A landlord would be forgiven for believing that it has an absolute right to terminate a commercial tenancy without repercussion in circumstances where the tenant has failed to attend to payment of rent in accordance with the terms of its Lease. However, the equitable doctrine of relief against forfeiture is a mechanism that allows a tenant to have a lease reinstated if the tenant can establish that the rental defaults have been remedied and payment of rent made.
A recent case of Sneakerboy Retail Pty Ltd trading as Sneakerboy v Georges Properties Pty Ltd  NSWSC 996 illustrates that this relief granted to a tenant will still exist in circumstances where the tenant has shown a long history of rental defaults and delinquency in relation to payment of rent. The Court also set out a poignant summary of the principles that every landlord should be aware of when considering terminating a lease for non-payment of rent at paragraph 75 of the judgment extracted as follows:

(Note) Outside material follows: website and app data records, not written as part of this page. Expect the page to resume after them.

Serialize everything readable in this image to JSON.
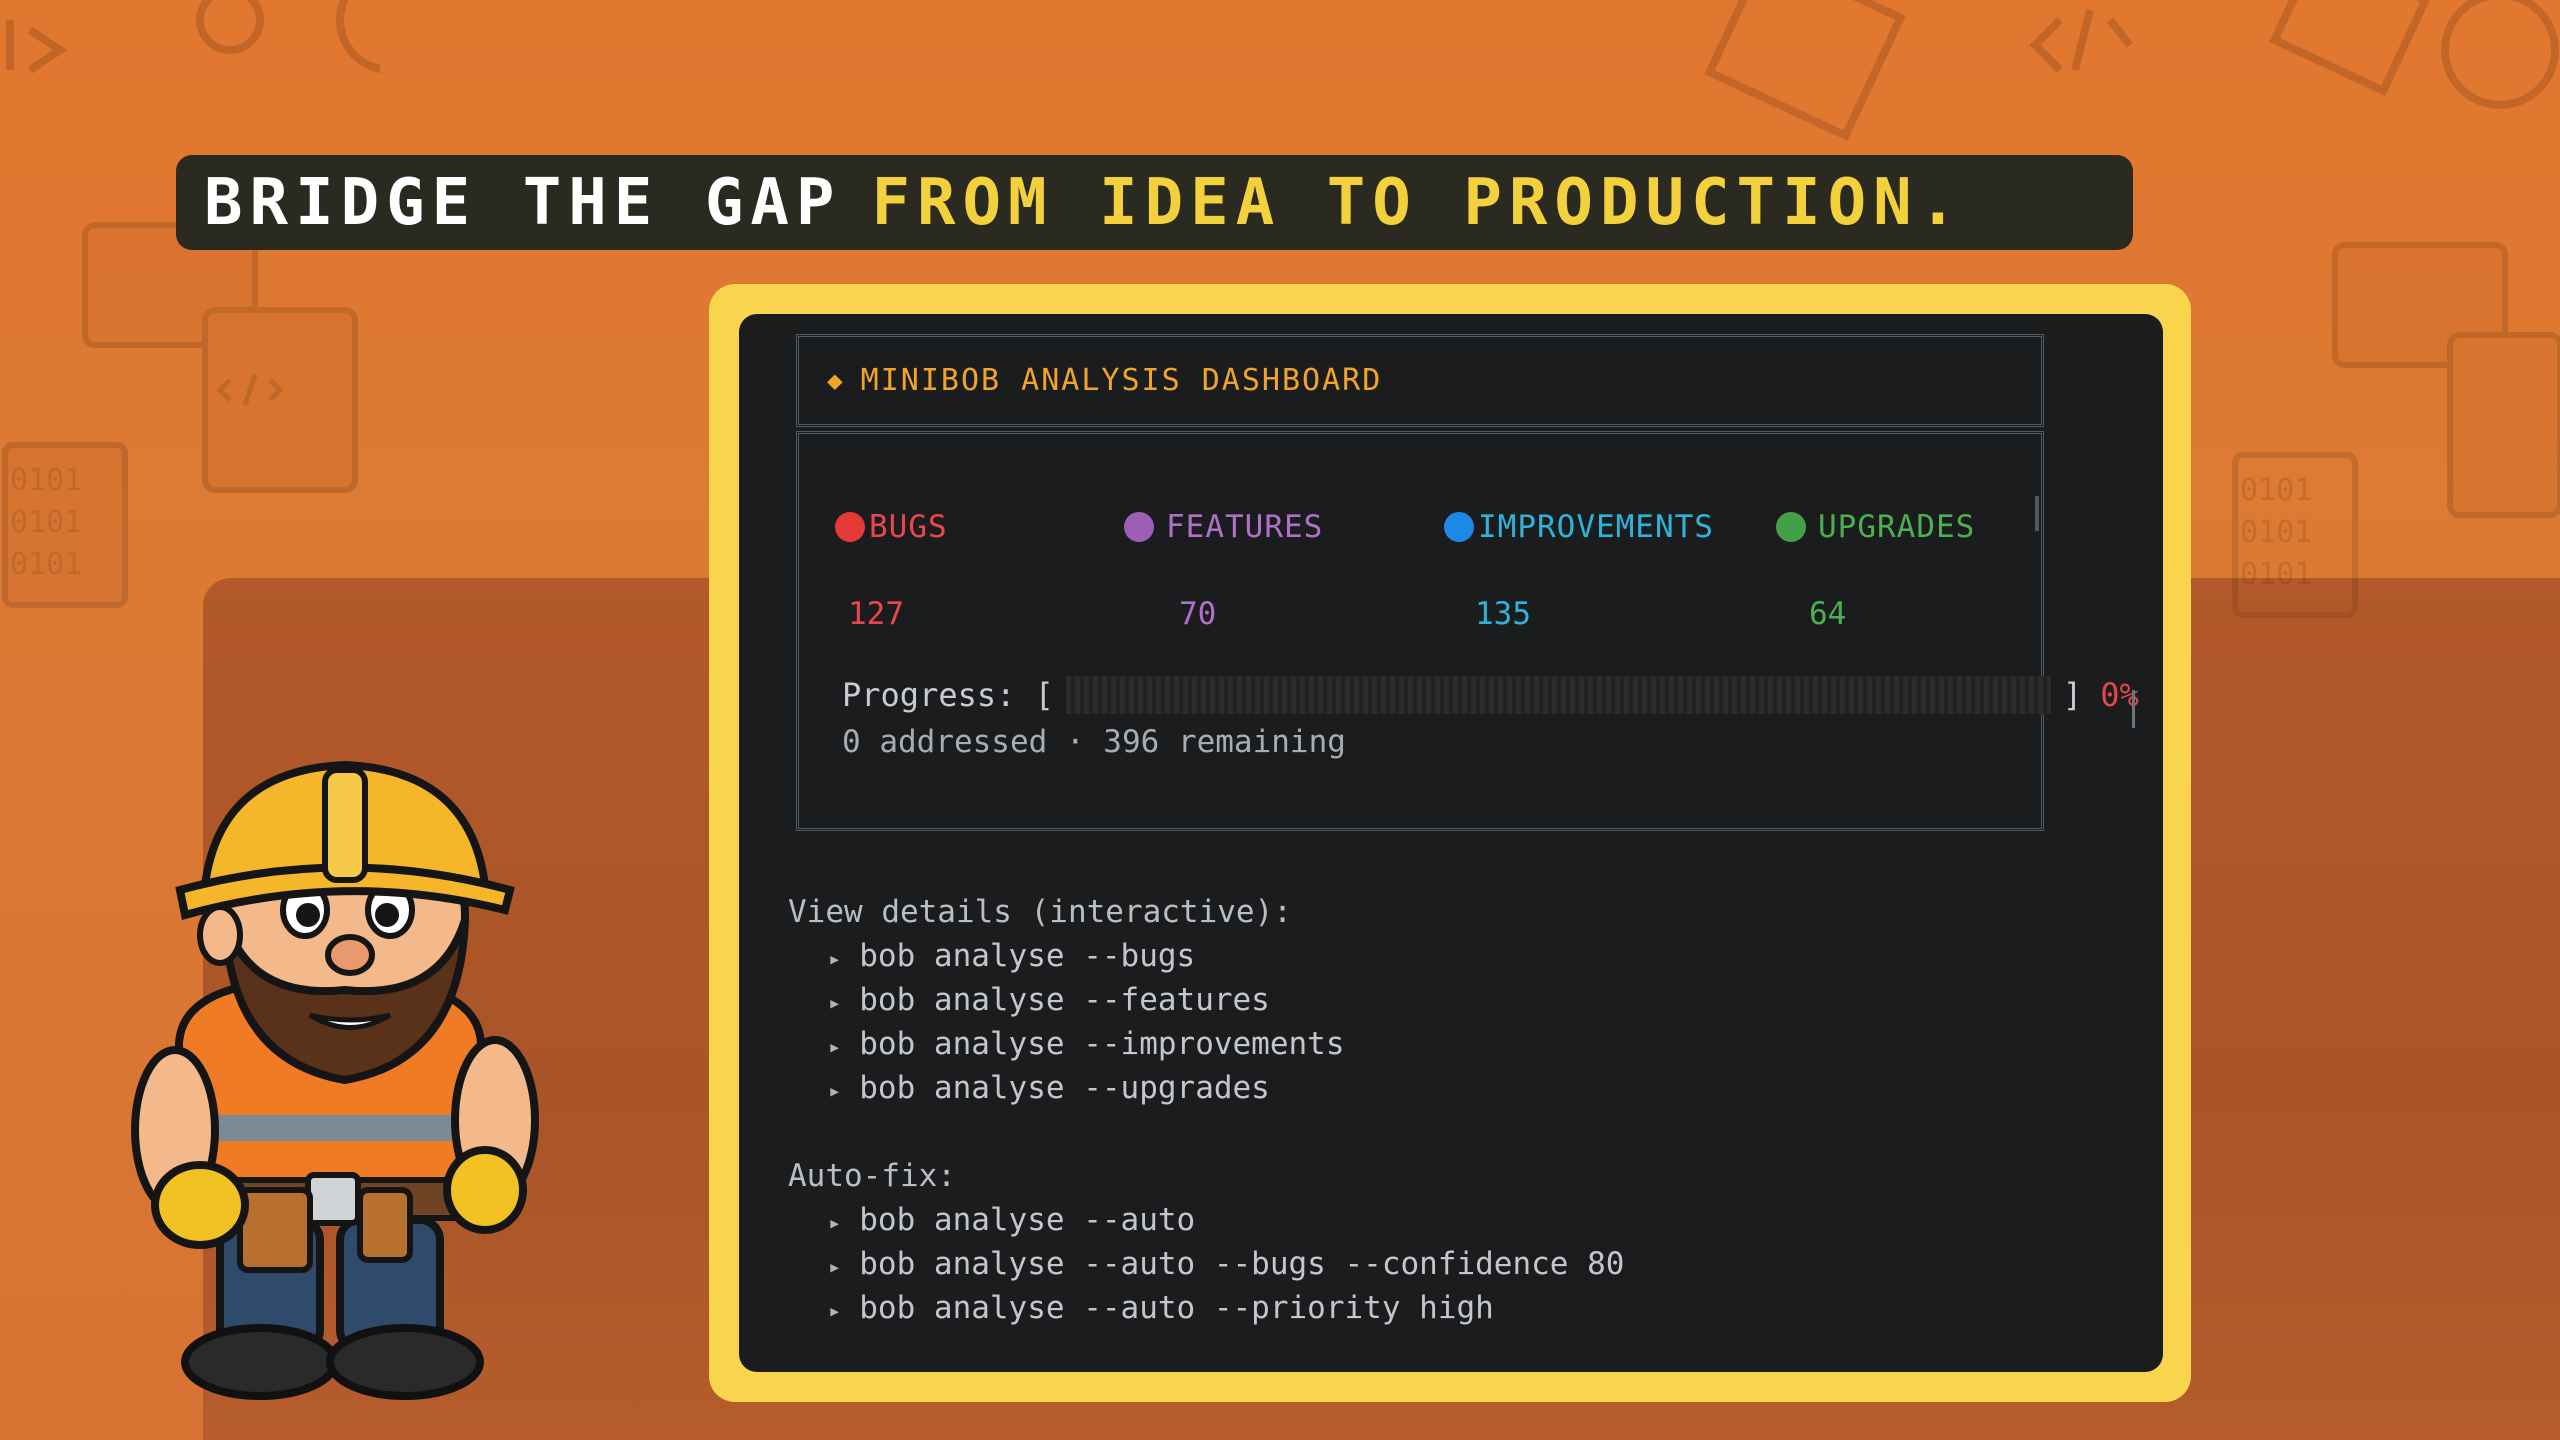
{
  "headline": {
    "part1": "BRIDGE THE GAP",
    "part2": "FROM IDEA TO PRODUCTION."
  },
  "dashboard": {
    "title": "MINIBOB ANALYSIS DASHBOARD",
    "stats": [
      {
        "label": "BUGS",
        "value": "127",
        "color": "#e53935"
      },
      {
        "label": "FEATURES",
        "value": "70",
        "color": "#9c5fb5"
      },
      {
        "label": "IMPROVEMENTS",
        "value": "135",
        "color": "#1e88e5"
      },
      {
        "label": "UPGRADES",
        "value": "64",
        "color": "#43a047"
      }
    ],
    "progress_label": "Progress: [",
    "progress_close": "]",
    "progress_percent": "0%",
    "progress_fraction": 0,
    "summary": "0 addressed · 396 remaining"
  },
  "details": {
    "heading": "View details (interactive):",
    "commands": [
      "bob analyse --bugs",
      "bob analyse --features",
      "bob analyse --improvements",
      "bob analyse --upgrades"
    ]
  },
  "autofix": {
    "heading": "Auto-fix:",
    "commands": [
      "bob analyse --auto",
      "bob analyse --auto --bugs --confidence 80",
      "bob analyse --auto --priority high"
    ]
  }
}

- Where a lease is terminated for non-payment of rent, the court will generally grant relief against forfeiture.
- That is because the power in the landlord to terminate the lease by re-entry is generally regarded as being in substance a security for the rent.
- The power to relief against forfeiture will generally only be exercised on the condition that the tenant pay the outstanding rent and put the landlord in the position it would have been if there had been no default in payment of rent including that the tenant pay the landlord’s costs of the application.
- The conditions to the grant of relief may include that the tenant reinstate a bank guarantee or other security to which the landlord is entitled under the lease.
- Although it is rare for the Court to decline relief against forfeiture where the tenant is able to meet the conditions for the grant of that relief, the remedy is discretionary and not as of a right.
- The circumstances in which the Court may decline relief against forfeiture will depend upon the facts of each case, but they may include where the relief would be futile because the tenant is incapable of meeting rental payments in the future, so that a later termination by re-entry for failure to pay rent is probable.
- The Court will be disinclined to oblige a landlord to suffer the continuation of the lease to an insolvent tenant.
- However, the instances in which Courts have declined to grant relief against forfeiture show that the Courts have a strong predication towards granting the relief. This has often occurred in cases of relatively extreme doubt about the capacity of tenant to meet the rent payments into the future and where there appears to be some real benefit to the tenant in relieving against forfeiture.
- It is relevant the landlord has alternative security such as a bank guarantee that may be required to be renewed as condition of the grant of the relief.
- The Courts can often be liberal in granting relief against forfeiture because, even though inconvenient to the landlord, the relief does not necessarily finally determine the issue, as the landlord will have a further right to terminate the lease by re-entry if there are later failures to pay the rent. In that case the courts may be less sympathetic to a further application for relief against forfeiture than was the case on the original application.